__Page and application data records__.
- Opening Delimiter -

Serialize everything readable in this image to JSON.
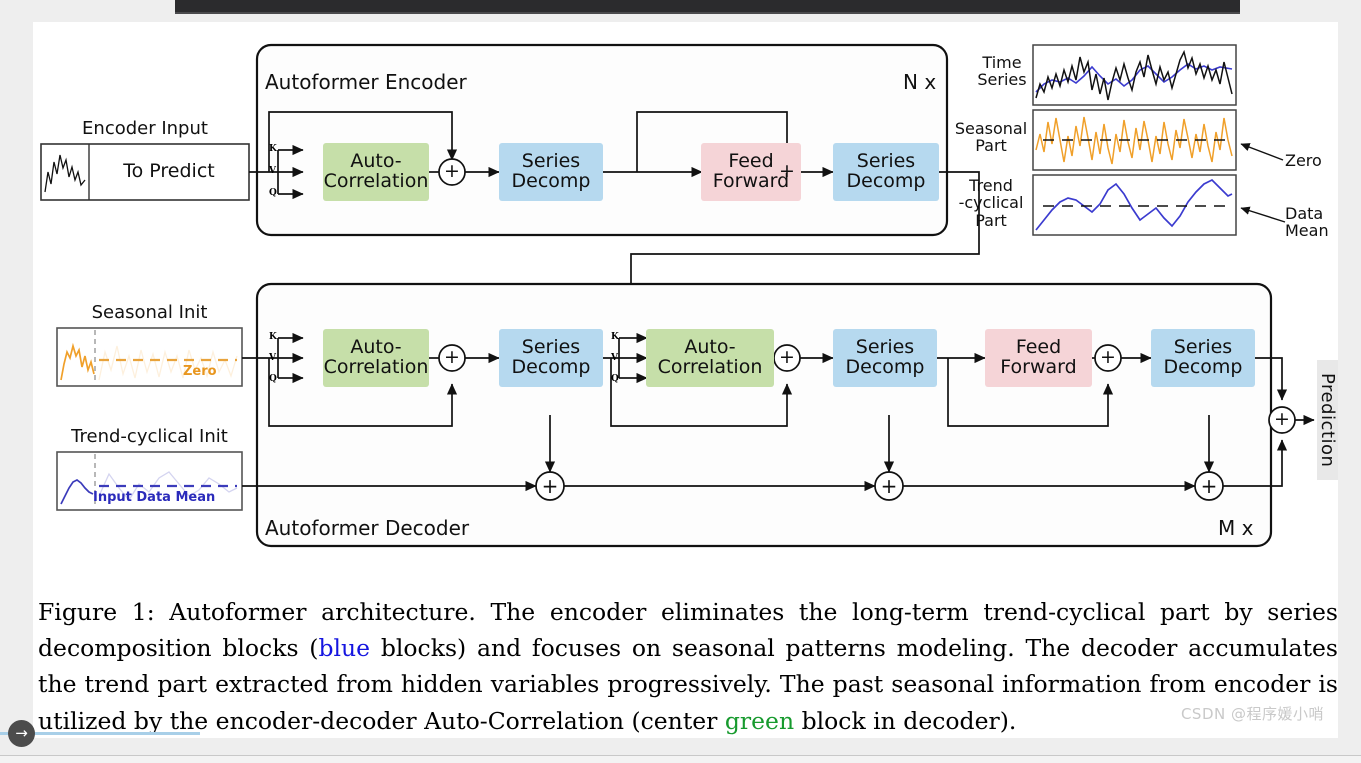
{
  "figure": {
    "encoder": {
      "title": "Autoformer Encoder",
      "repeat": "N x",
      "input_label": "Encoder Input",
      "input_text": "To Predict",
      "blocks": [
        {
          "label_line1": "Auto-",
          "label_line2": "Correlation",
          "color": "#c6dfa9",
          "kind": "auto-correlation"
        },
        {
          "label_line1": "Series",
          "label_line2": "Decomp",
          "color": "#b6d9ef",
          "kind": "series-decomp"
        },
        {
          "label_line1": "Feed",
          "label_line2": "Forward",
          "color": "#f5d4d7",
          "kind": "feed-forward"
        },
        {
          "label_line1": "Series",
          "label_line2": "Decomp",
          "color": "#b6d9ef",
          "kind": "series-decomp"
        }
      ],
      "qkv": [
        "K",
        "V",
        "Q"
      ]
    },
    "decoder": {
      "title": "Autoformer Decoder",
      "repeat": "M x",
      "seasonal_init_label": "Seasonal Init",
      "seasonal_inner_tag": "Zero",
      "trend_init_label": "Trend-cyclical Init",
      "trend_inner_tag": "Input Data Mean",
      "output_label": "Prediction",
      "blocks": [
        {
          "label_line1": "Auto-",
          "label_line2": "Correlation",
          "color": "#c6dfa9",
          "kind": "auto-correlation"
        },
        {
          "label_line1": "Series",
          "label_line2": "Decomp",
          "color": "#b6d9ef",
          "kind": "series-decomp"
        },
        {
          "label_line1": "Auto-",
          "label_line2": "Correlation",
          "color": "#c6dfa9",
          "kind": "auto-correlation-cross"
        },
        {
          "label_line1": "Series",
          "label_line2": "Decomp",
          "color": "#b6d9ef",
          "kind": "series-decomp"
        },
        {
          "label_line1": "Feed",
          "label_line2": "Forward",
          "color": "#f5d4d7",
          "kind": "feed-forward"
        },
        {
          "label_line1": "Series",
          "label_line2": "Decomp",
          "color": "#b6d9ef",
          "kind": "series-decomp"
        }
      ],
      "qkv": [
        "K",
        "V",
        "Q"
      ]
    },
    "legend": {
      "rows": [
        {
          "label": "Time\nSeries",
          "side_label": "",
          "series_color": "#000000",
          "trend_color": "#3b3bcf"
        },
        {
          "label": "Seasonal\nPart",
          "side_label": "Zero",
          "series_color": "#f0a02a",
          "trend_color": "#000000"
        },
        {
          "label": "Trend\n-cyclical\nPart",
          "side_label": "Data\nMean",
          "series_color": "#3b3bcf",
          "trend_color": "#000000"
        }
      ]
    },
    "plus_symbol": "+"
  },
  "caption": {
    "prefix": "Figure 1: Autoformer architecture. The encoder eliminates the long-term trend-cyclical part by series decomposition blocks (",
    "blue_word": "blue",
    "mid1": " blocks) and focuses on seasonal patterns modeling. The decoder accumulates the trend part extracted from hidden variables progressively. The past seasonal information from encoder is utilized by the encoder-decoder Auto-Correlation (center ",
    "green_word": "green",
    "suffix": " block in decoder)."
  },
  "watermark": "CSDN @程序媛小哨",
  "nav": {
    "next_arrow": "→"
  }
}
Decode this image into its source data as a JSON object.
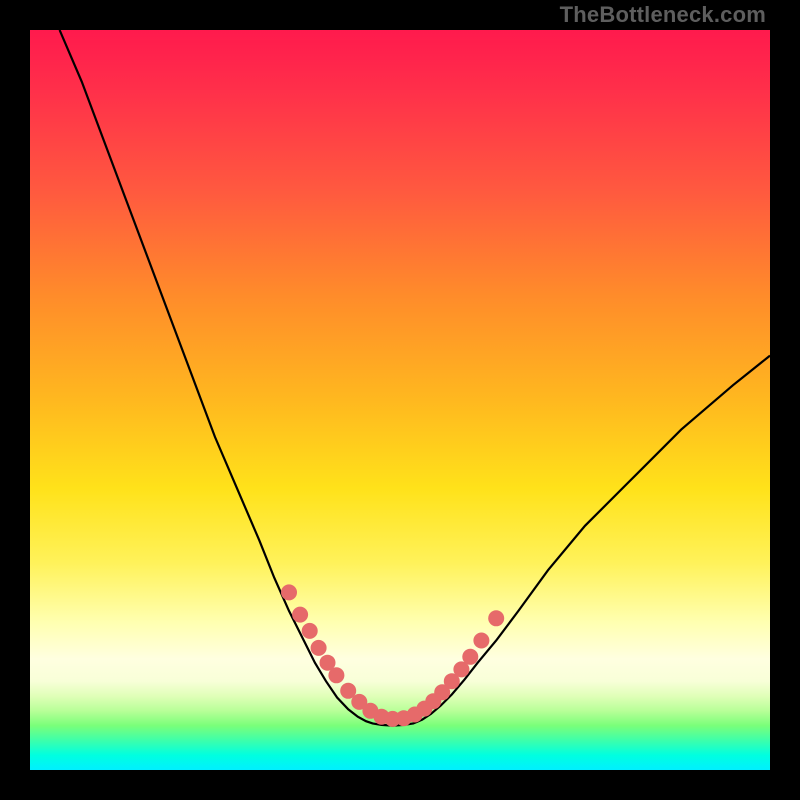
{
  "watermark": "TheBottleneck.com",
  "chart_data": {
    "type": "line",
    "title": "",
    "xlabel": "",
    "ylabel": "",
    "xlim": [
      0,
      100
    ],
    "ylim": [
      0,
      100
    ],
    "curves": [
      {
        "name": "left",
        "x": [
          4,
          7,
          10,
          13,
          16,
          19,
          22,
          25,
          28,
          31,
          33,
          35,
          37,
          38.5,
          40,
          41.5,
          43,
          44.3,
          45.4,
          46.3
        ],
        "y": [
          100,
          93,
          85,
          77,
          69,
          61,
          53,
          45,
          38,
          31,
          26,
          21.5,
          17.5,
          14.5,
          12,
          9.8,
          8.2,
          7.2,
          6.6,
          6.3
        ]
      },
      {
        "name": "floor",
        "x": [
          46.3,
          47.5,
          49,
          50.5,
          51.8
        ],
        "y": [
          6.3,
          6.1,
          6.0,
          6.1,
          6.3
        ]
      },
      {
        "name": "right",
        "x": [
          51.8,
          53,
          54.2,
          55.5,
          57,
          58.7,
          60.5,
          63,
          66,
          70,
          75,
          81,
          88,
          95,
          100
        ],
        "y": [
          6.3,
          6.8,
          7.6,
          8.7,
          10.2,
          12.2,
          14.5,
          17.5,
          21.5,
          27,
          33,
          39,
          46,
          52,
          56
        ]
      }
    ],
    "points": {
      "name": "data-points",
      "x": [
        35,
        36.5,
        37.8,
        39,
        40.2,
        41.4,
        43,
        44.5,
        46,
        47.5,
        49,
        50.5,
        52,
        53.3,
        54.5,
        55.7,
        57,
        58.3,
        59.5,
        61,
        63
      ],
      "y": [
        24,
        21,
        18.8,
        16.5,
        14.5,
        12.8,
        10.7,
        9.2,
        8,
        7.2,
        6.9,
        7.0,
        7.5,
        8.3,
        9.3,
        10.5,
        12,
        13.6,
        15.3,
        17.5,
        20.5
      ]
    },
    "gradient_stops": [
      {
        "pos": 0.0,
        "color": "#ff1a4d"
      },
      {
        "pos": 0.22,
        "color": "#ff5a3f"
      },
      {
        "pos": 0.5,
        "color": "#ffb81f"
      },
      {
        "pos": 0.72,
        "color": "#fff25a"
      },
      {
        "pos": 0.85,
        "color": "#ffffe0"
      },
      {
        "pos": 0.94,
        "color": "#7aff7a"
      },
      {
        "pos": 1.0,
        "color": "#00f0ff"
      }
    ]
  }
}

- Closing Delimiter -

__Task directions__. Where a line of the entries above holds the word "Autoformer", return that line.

__Task output__.
      "title": "Autoformer Encoder",
      "title": "Autoformer Decoder",
    "prefix": "Figure 1: Autoformer architecture. The encoder eliminates the long-term trend-cyclical part by series decomposition blocks (",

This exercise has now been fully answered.